20

According to "Scientific Criteria to Ensure Safe Food.", berries are allowed to be sold with 60% mold count:

TABLE D-1: Food and Drug Administration Levels of Natural or Unavoidable Defects in Fruit and Vegetable Products that Present No Health Hazards for Humans

Product Defect Defect Action Level Defect Source (Significance)
Berries, drupelet, canned and frozen (blackberries, raspberries, etc.) Mold Average mold count is 60% or more Postharvest infection

—Adapted from "Scientific Criteria to Ensure Safe Food." (2003)

How is this even possible? 60% would mean half or more the berry is mold, wouldn't it?

4
  • 1
    I don't know whether the laws are different in the US but in Germany in some stores or markets you can buy fruit/ vegetables that are clearly moldy or otherwise well beyond their best before date.

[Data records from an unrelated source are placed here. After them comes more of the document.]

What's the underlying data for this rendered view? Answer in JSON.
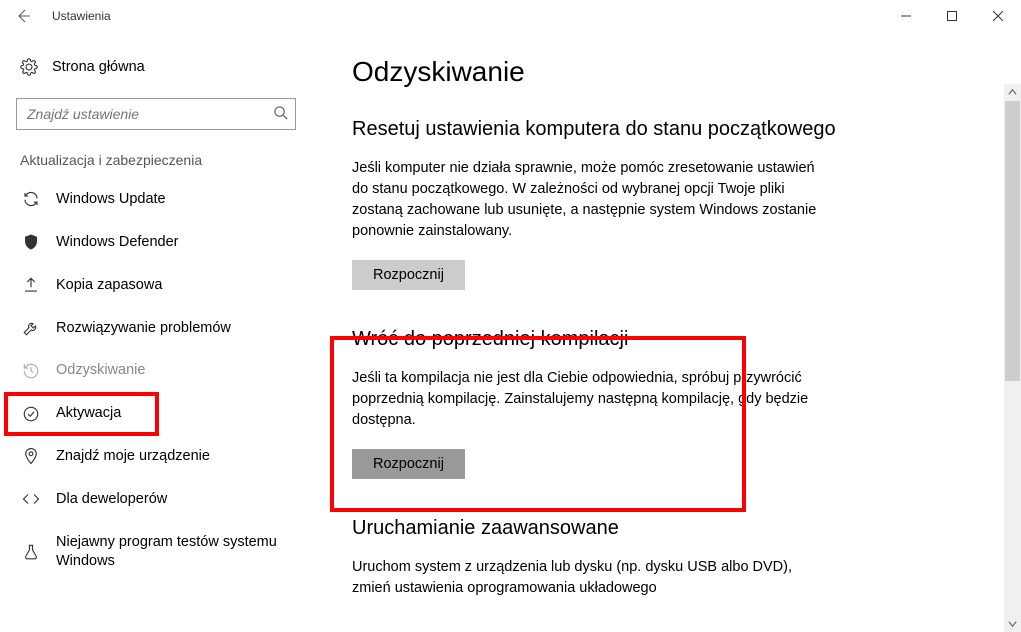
{
  "window": {
    "title": "Ustawienia"
  },
  "sidebar": {
    "home": "Strona główna",
    "search_placeholder": "Znajdź ustawienie",
    "group_header": "Aktualizacja i zabezpieczenia",
    "items": [
      {
        "label": "Windows Update"
      },
      {
        "label": "Windows Defender"
      },
      {
        "label": "Kopia zapasowa"
      },
      {
        "label": "Rozwiązywanie problemów"
      },
      {
        "label": "Odzyskiwanie"
      },
      {
        "label": "Aktywacja"
      },
      {
        "label": "Znajdź moje urządzenie"
      },
      {
        "label": "Dla deweloperów"
      },
      {
        "label": "Niejawny program testów systemu Windows"
      }
    ]
  },
  "main": {
    "page_title": "Odzyskiwanie",
    "sections": [
      {
        "title": "Resetuj ustawienia komputera do stanu początkowego",
        "desc": "Jeśli komputer nie działa sprawnie, może pomóc zresetowanie ustawień do stanu początkowego. W zależności od wybranej opcji Twoje pliki zostaną zachowane lub usunięte, a następnie system Windows zostanie ponownie zainstalowany.",
        "button": "Rozpocznij"
      },
      {
        "title": "Wróć do poprzedniej kompilacji",
        "desc": "Jeśli ta kompilacja nie jest dla Ciebie odpowiednia, spróbuj przywrócić poprzednią kompilację. Zainstalujemy następną kompilację, gdy będzie dostępna.",
        "button": "Rozpocznij"
      },
      {
        "title": "Uruchamianie zaawansowane",
        "desc": "Uruchom system z urządzenia lub dysku (np. dysku USB albo DVD), zmień ustawienia oprogramowania układowego"
      }
    ]
  }
}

They are heavily discounted and it is up the buyer to decide whether they can still use the good looking parts.
    – quarague
    Oct 14 at 10:08
  • 4
    @quarague Bear in mind that the fact that you can find moldy fruit at some markets doesn't per se tell us whether it is legal or not to do so.
    – JBentley
    Oct 14 at 12:12
  • 15
    this is more a misunderstanding of the language in a regulation than anything else.
    – jwenting
    Oct 14 at 12:17
  • 6
    While well-intentioned, I'm flagging this for improvement/removal. It's not challenging a claim.
    – Dancrumb
    Oct 14 at 21:00
67

According to the Food Defect Levels Handbook (FDA.gov):

MOLD COUNT

Refers to the results of the Howard mold count method which is reported as the percentage of positive microscopic fields that have been scored as either positive or negative based on the presence or absence of a minimum amount of mold hyphae.

Many web pages describe the method as "standardized", but I haven't found a clear statement of the standard online. An article in an industry newsletter goes into more detail about evaluation of tomatoes, which are the fruit for which the method was first introduced:

The measuring cell into which the tomato paste is filled has a grid-shaped measuring field divided into 50 equal fields. Each grid field containing microscopically recognizable mold is evaluated. The Howard mold count is given as the percentage of positive fields in relation to their total number.

If blackberries, raspberries, etc. are evaluated in a similar way, then the presence of as few as 30 mold hyphae in a sample might be judged unacceptable, if they happened to be 30 different fields. On the other hand, the FDA document refers to a "minimum amount" and not "any amount", so the threshold for scoring a field as positive may be higher.

In any case, "average mold count is 60%" refers to small quantities of mold contamination seen under a microscope, and not to a product that is 60% mold.

6
  • 37
    So the 60% isn't the amount of mold, but the proportion of tested samples which show "a minimum amount of mold hyphae"? Oct 14 at 8:41
  • 5
    @WeatherVane correct. It doesn't mean the amount of mold per volume or weight at all, but the presence of any amount of mold at all on a number of samples. If the fruit is visibly mouldy it'd be inedible and therefore no doubt be illegal to sell under other rules even if it somehow managed to skip this requirement (unlikely though it is).
    – jwenting
    Oct 14 at 12:17
  • 13
    Regarding your first paragraph, the linked website is to NCBI, which, while part of the NIH, hosts a number of databases of third party content of use to scientific researchers. The listed book actual is a publication of the US National Academies, "private, nonprofit institutions that work outside of government to provide objective advice". -- They may be a reliable source, but not a governmental one, nor part of the NIH.
    – R.M.
    Oct 14 at 12:19
  • @R.M. I deleted the first paragraph, which was not appropriate for an answer anyway.
    – benrg
    Oct 14 at 19:25
  • 1
    @LangLаngС I added some more information. The method seems to be well known in the industry but I know nothing about it myself.
    – benrg
    Oct 14 at 22:17

You must log in to answer this question.

Not the answer you're looking for? Browse other questions tagged .